The House Elections and Elected Officials Committee heard HJR 88 from Rep. Mike McGirl Wednesday which would require initiative petition signature collection for both constitutional amendments and laws from each congressional district in the state. The bill would also require initiative petitions proposing constitutional amendments to receive a majority vote in two-thirds of the counties in the state.
Current Missouri law requires petitions for laws to be signed by at least 5 percent of voters in any six of the eight congressional districts and 8 percent for constitutional amendments.
“I think it needs to be deliberate,” McGirl said. “For the state, I think the majority should be significant enough to really represent what the citizens of Missouri want.”
Debate on the bill further illustrated the committee’s divide on initiative petition laws, with Democrats insisting the proposed measures are designed to disenfranchise voters and Republicans claiming they are necessary measures to ensure more Missourians have a say in the process.
“I understand deliberate, and I think it’s deliberate now,” Democratic Rep. David Tyson Smith said. “But you would agree it’s making it tremendously difficult for things to get done under this resolution?”
The committee voted out HJR 79, which passed 9-4 along party lines, also on Wednesday. From Rep. Mike Henderson, this bill also seeks to increase the threshold for initiative petition passage and require signatures from each congressional district.
Republicans on the committee have indicated restructuring Missouri’s electoral process will continue to be a priority during session. Previously lawmakers, including committee chairman Rep. Dan Shaul, had requested a special session to address election laws.
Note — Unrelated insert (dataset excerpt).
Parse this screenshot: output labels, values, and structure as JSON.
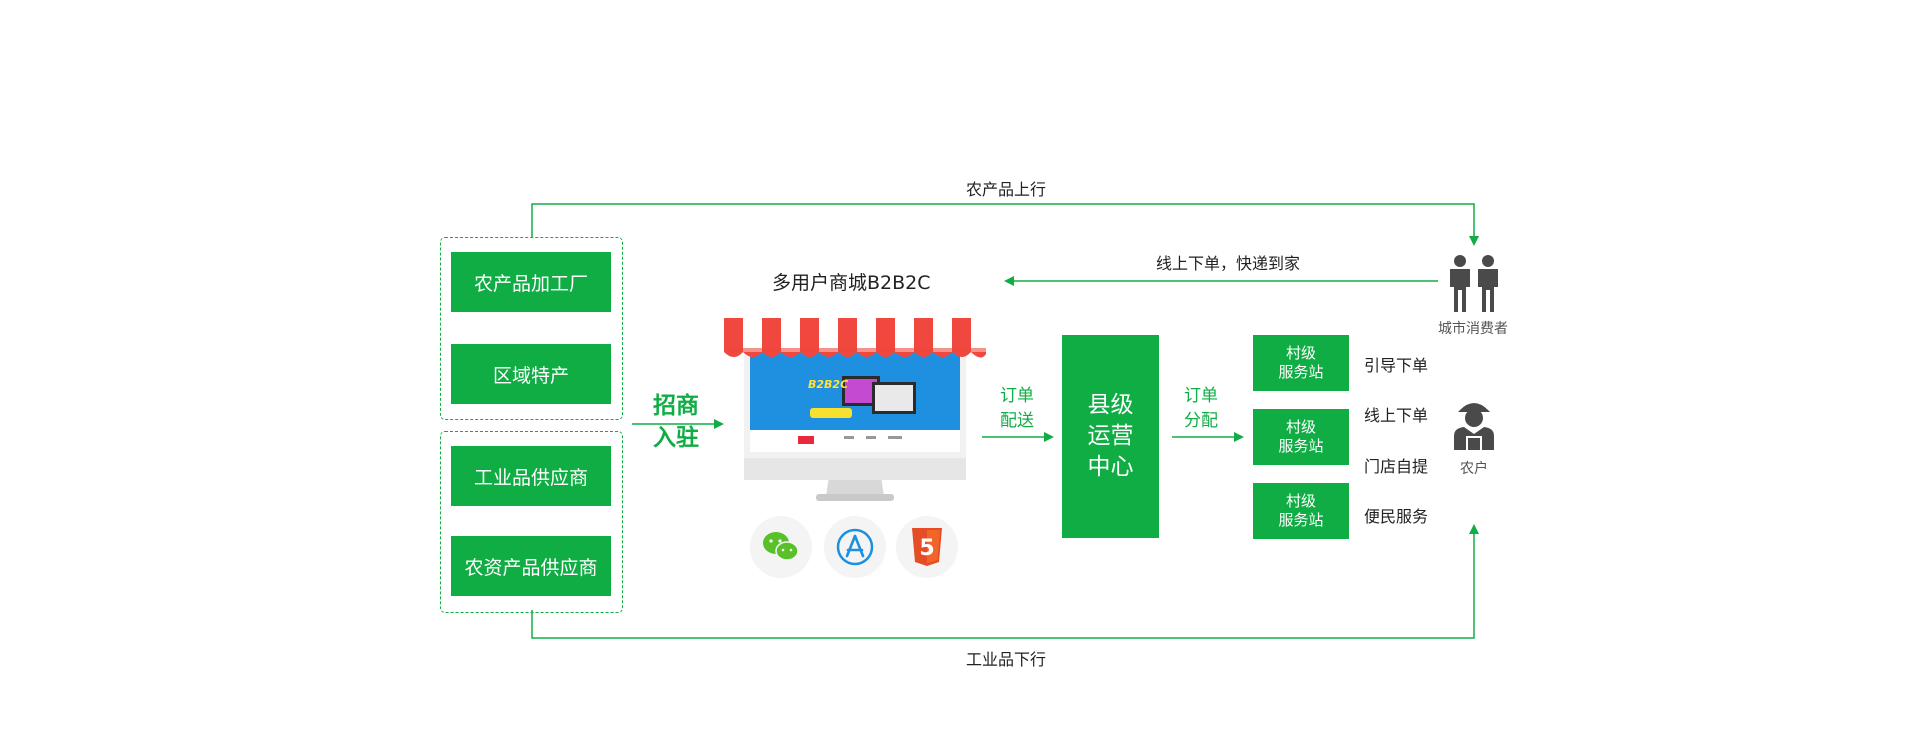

James Turner studies political science at the University of Missouri-St. Louis. Previously, he was a legislative intern for the Associated Students of the University of Missouri. James is a native of Ferguson, Missouri.